Within the will, an Executor, or personal representative, will be named. Their purpose is to carry out the wishes of the deceased, and to properly manage and protect their estate’s financial assets. This generally means that the Executor will be a close family member or friend. Occasionally, it may be an attorney or accountant, if the person did not have anyone else that they thought would be more fit for the role within their immediate social circle. In cases where real estate (a house) is involved, it is up to the Executor to decide what to do with that real estate.
The first step you’ll be responsible for handling as the Executor is to collect official copies of the death certificate (see this link to the Ohio Department of Health to see how to obtain copies). You’ll want to get a dozen or so copies, because you’ll need one copy each to provide to each bank, lender, insurance provider, etc. Then, you’ll need to file a copy of the will with the county Probate Court. When an Executor is specified in the will, the Probate Court will officially appoint you as such, and you’ll be clear to go through with settling the Estate from there.

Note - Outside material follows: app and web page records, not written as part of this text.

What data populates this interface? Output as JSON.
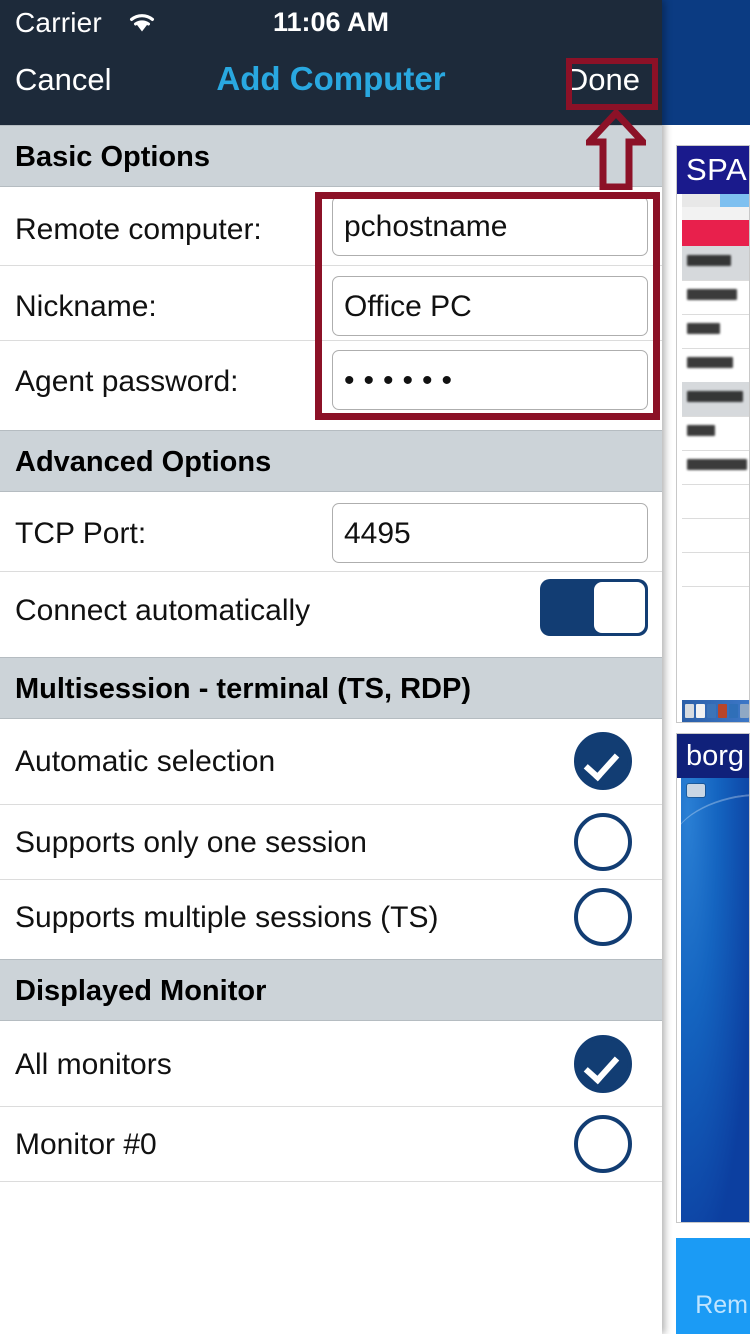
{
  "background_app": {
    "battery_icon": "battery-icon",
    "menu_icon": "list-menu-icon",
    "cards": [
      {
        "title": "SPAR"
      },
      {
        "title": "borg"
      }
    ],
    "bottom_bar_label": "Rem"
  },
  "status_bar": {
    "carrier": "Carrier",
    "wifi_icon": "wifi-icon",
    "time": "11:06 AM"
  },
  "nav_bar": {
    "cancel_label": "Cancel",
    "title": "Add Computer",
    "done_label": "Done",
    "title_color": "#29a8e0",
    "background": "#1d2a3a"
  },
  "sections": [
    {
      "header": "Basic Options",
      "rows": [
        {
          "label": "Remote computer:",
          "value": "pchostname",
          "type": "text"
        },
        {
          "label": "Nickname:",
          "value": "Office PC",
          "type": "text"
        },
        {
          "label": "Agent password:",
          "value": "••••••",
          "type": "password"
        }
      ]
    },
    {
      "header": "Advanced Options",
      "rows": [
        {
          "label": "TCP Port:",
          "value": "4495",
          "type": "text"
        },
        {
          "label": "Connect automatically",
          "value": "on",
          "type": "switch"
        }
      ]
    },
    {
      "header": "Multisession - terminal (TS, RDP)",
      "rows": [
        {
          "label": "Automatic selection",
          "value": "selected",
          "type": "radio"
        },
        {
          "label": "Supports only one session",
          "value": "unselected",
          "type": "radio"
        },
        {
          "label": "Supports multiple sessions (TS)",
          "value": "unselected",
          "type": "radio"
        }
      ]
    },
    {
      "header": "Displayed Monitor",
      "rows": [
        {
          "label": "All monitors",
          "value": "selected",
          "type": "radio"
        },
        {
          "label": "Monitor #0",
          "value": "unselected",
          "type": "radio"
        }
      ]
    }
  ],
  "annotations": {
    "color": "#8c1127",
    "highlight_done_button": "Done",
    "highlight_basic_fields": "Basic Options input fields",
    "arrow_icon": "up-arrow-annotation-icon"
  },
  "theme": {
    "accent_blue": "#123d73",
    "section_header_bg": "#ccd3d8",
    "nav_blue_text": "#29a8e0"
  }
}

A lot of various tasks come with being appointed the Executor. You’ll have to notify debtors, beneficiaries, the federal government, the BMV, and anyone and everyone the deceased held subscriptions and accounts with – it’s also a good idea to notify the three major credit bureaus to add a death notice to the deceased’s credit report. Another great idea is to establish a bank account for the Estate very early on. You’ll be able to keep everything clean and separated this way, and pay any bills due from this bank account without any confusion.
It’s not uncommon for heirs of estates to live in another state, making it more difficult to know what to do with an inherited home in Cincinnati or Dayton, Ohio. While some families may elect to keep the home and pass it along to someone else in the family to move into, others have no need for another house, and decide that they’d like to liquidate it instead. This is especially true in cases where the estate also has sizeable debts to settle, whether they be medical bills, funeral expenses, credit card debts, or outstanding loans. Selling an inherited house can give the family immediate cash to pay down these expenses, and possibly pocket some cash that’s leftover at the same time.
Selling an inherited home through the MLS with a Realtor is often a troublesome process that just exacerbates the stress of the entire Estate settlement. You’ll have to deal with arranging some kind of cleaning and staging for showings, and if the home is full of various belongings, that will be a costly and time-consuming event to manage. After that, you have to be prepared to negotiate with potential buyers that ask for all kinds of repairs and financial concessions. If you manage to make it through to a contract, you still have the possibility of the sale falling through due to a low appraisal value or the lender backing out entirely. THEN you still have to calculate the commissions due to the Realtors involved in the deal, which typically will run you between 4% and 6% of your total sale price, eating a solid chunk out of the funds you’ll receive at closing.
A much simpler, and much faster alternative to this method of selling an inherited house, is to find a reputable and established investor that operates in the area the house is situated in, and get a cash offer from them directly. Real estate investment provides a host of benefits to both the local community and to the folks who need to sell their homes in the first place. Credible investors know how to provide an easy and streamlined purchase without the need for Realtors and their commissions, appraisers, showings, and lenders; they also won’t ask you for repairs or extra concessions.
Ohio Cash Buyers is an established local real estate investment company that is family-owned and operated, and we’ve been buying homes from folks just like you for nearly two decades now. We’re licensed General Contractors, and we have hundreds of renovations and thousands of property purchases and sales under our belts. We provide MORE than just a free, fair cash offer for homes. We also provide connections to valuable resources and knowledge, and do all that we can to help homeowners out of all kinds of situations. Check out some of our Case Studies to read about some of these situations!
Give us a call anytime to chat with us and receive your FREE cash offer on your inherited home in Ohio (no matter where you live). It takes about 15 minutes to give us the details and information we need to provide you with our cash offer, and there’s no obligation on your part beyond that. We buy homes in as-is condition, for cash, and we can close quickly and easily. Closing is scheduled at your convenience, and can be done remotely with a Notary that can meet you anywhere. You can also just fill out the form below to get started!